* **Try it**
Type out each record word for word. Pictures stay out.

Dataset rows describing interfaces
++++++

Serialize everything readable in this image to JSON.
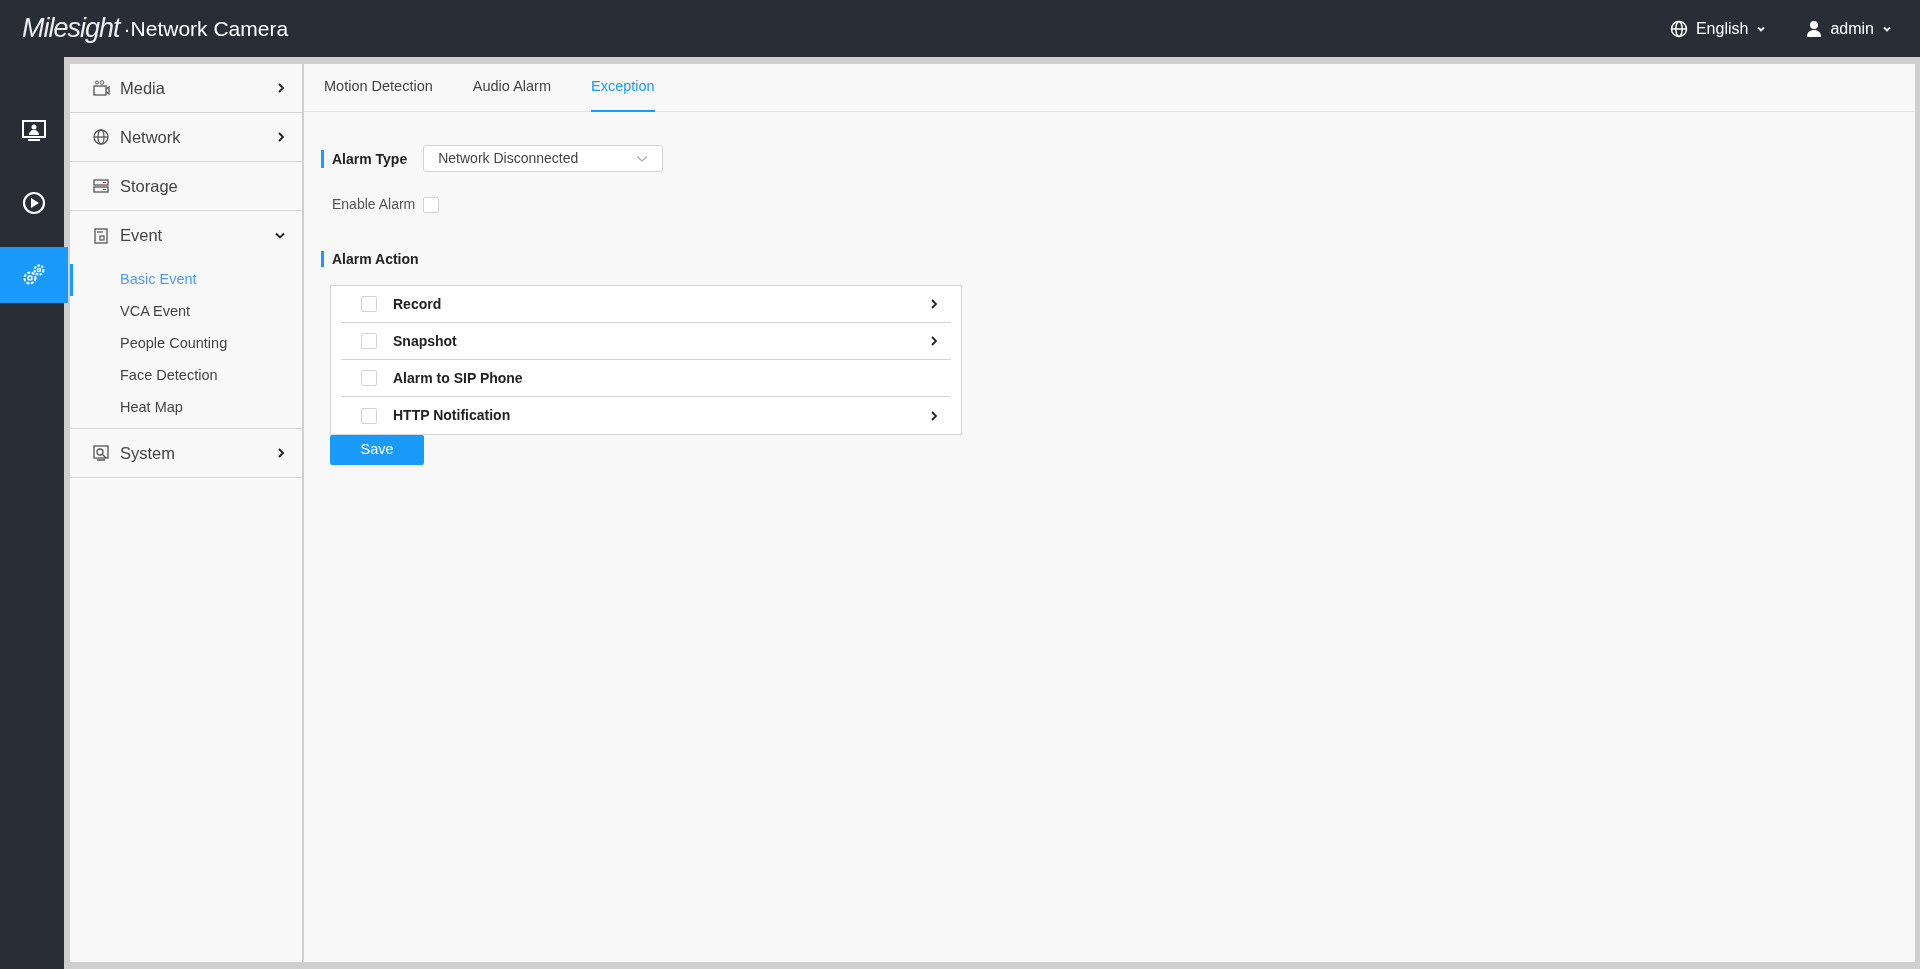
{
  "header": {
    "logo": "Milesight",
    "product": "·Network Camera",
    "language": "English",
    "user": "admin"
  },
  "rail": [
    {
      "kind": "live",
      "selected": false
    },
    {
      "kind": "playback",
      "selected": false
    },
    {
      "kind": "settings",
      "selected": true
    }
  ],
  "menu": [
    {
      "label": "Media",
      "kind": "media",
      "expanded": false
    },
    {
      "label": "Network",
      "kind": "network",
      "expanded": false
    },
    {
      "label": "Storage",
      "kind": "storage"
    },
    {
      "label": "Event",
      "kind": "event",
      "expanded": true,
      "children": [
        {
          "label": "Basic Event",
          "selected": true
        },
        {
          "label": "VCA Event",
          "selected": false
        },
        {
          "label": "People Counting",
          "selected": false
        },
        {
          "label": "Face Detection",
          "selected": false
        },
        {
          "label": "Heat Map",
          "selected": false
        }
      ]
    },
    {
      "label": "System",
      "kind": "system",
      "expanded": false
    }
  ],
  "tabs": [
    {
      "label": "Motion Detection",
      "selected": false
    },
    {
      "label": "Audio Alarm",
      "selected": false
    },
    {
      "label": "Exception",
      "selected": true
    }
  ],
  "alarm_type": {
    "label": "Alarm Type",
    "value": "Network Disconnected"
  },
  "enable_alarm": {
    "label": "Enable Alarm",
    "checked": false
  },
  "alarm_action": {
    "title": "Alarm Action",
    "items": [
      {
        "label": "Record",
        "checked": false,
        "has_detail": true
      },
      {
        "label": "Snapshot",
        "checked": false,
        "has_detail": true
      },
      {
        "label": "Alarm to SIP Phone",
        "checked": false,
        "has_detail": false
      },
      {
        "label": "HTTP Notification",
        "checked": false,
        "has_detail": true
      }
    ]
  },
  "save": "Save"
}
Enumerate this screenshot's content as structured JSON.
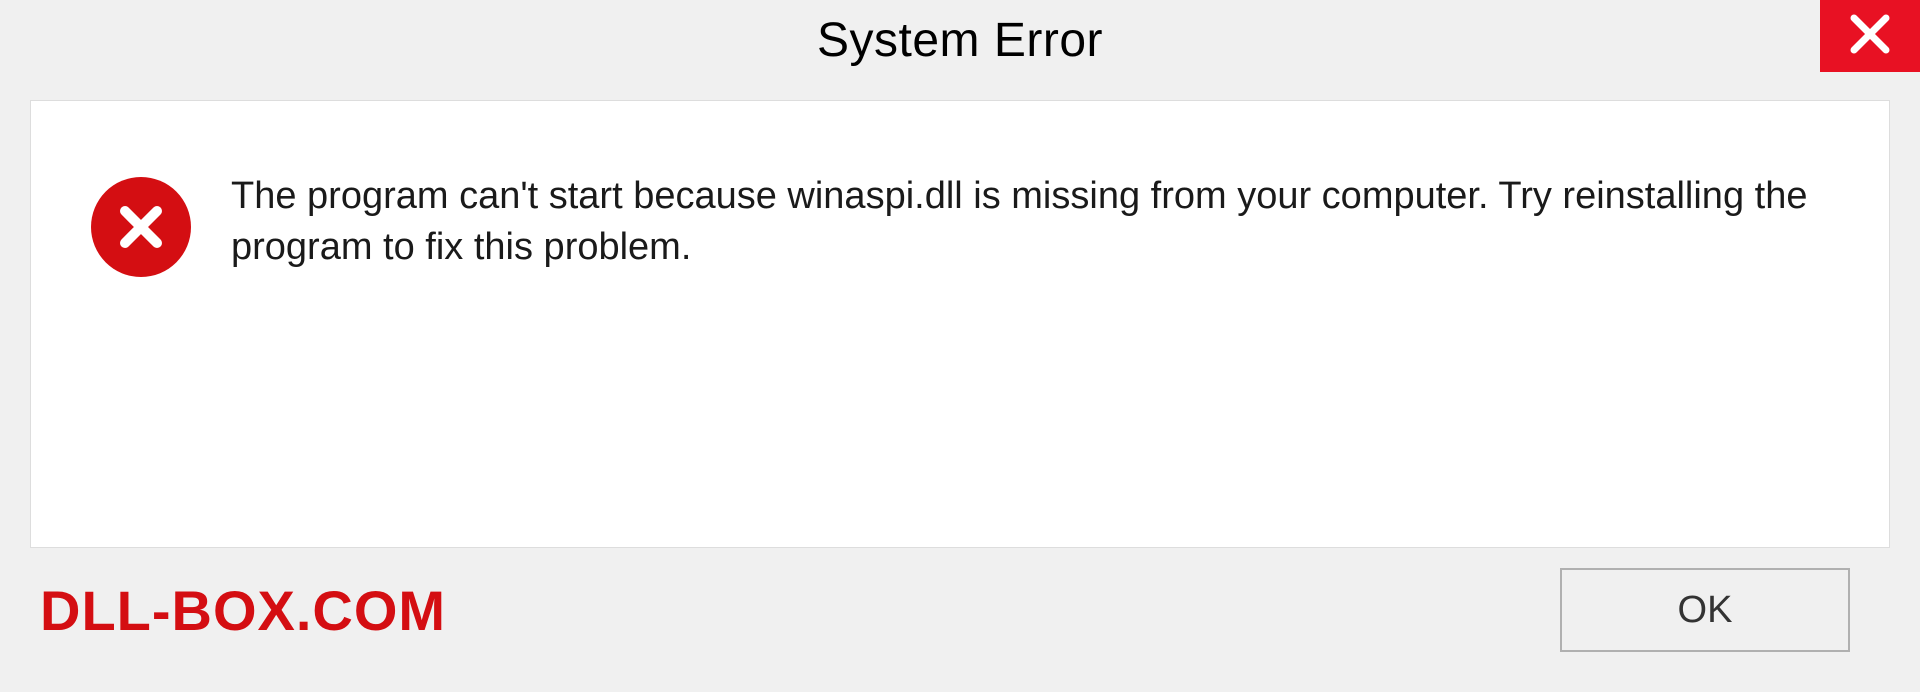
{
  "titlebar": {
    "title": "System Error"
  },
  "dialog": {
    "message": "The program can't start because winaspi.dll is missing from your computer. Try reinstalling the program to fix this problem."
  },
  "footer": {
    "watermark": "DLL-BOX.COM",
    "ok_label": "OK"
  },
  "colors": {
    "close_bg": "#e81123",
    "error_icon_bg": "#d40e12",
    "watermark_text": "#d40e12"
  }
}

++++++

* **Reply to the task**
Serialize everything readable in this image to JSON.
{
  "header": {
    "logo": "Milesight",
    "product": "·Network Camera",
    "language": "English",
    "user": "admin"
  },
  "rail": [
    {
      "kind": "live",
      "selected": false
    },
    {
      "kind": "playback",
      "selected": false
    },
    {
      "kind": "settings",
      "selected": true
    }
  ],
  "menu": [
    {
      "label": "Media",
      "kind": "media",
      "expanded": false
    },
    {
      "label": "Network",
      "kind": "network",
      "expanded": false
    },
    {
      "label": "Storage",
      "kind": "storage"
    },
    {
      "label": "Event",
      "kind": "event",
      "expanded": true,
      "children": [
        {
          "label": "Basic Event",
          "selected": true
        },
        {
          "label": "VCA Event",
          "selected": false
        },
        {
          "label": "People Counting",
          "selected": false
        },
        {
          "label": "Face Detection",
          "selected": false
        },
        {
          "label": "Heat Map",
          "selected": false
        }
      ]
    },
    {
      "label": "System",
      "kind": "system",
      "expanded": false
    }
  ],
  "tabs": [
    {
      "label": "Motion Detection",
      "selected": false
    },
    {
      "label": "Audio Alarm",
      "selected": false
    },
    {
      "label": "Exception",
      "selected": true
    }
  ],
  "alarm_type": {
    "label": "Alarm Type",
    "value": "Network Disconnected"
  },
  "enable_alarm": {
    "label": "Enable Alarm",
    "checked": false
  },
  "alarm_action": {
    "title": "Alarm Action",
    "items": [
      {
        "label": "Record",
        "checked": false,
        "has_detail": true
      },
      {
        "label": "Snapshot",
        "checked": false,
        "has_detail": true
      },
      {
        "label": "Alarm to SIP Phone",
        "checked": false,
        "has_detail": false
      },
      {
        "label": "HTTP Notification",
        "checked": false,
        "has_detail": true
      }
    ]
  },
  "save": "Save"
}
Enumerate this screenshot's content as structured JSON.
{
  "titlebar": {
    "title": "System Error"
  },
  "dialog": {
    "message": "The program can't start because winaspi.dll is missing from your computer. Try reinstalling the program to fix this problem."
  },
  "footer": {
    "watermark": "DLL-BOX.COM",
    "ok_label": "OK"
  },
  "colors": {
    "close_bg": "#e81123",
    "error_icon_bg": "#d40e12",
    "watermark_text": "#d40e12"
  }
}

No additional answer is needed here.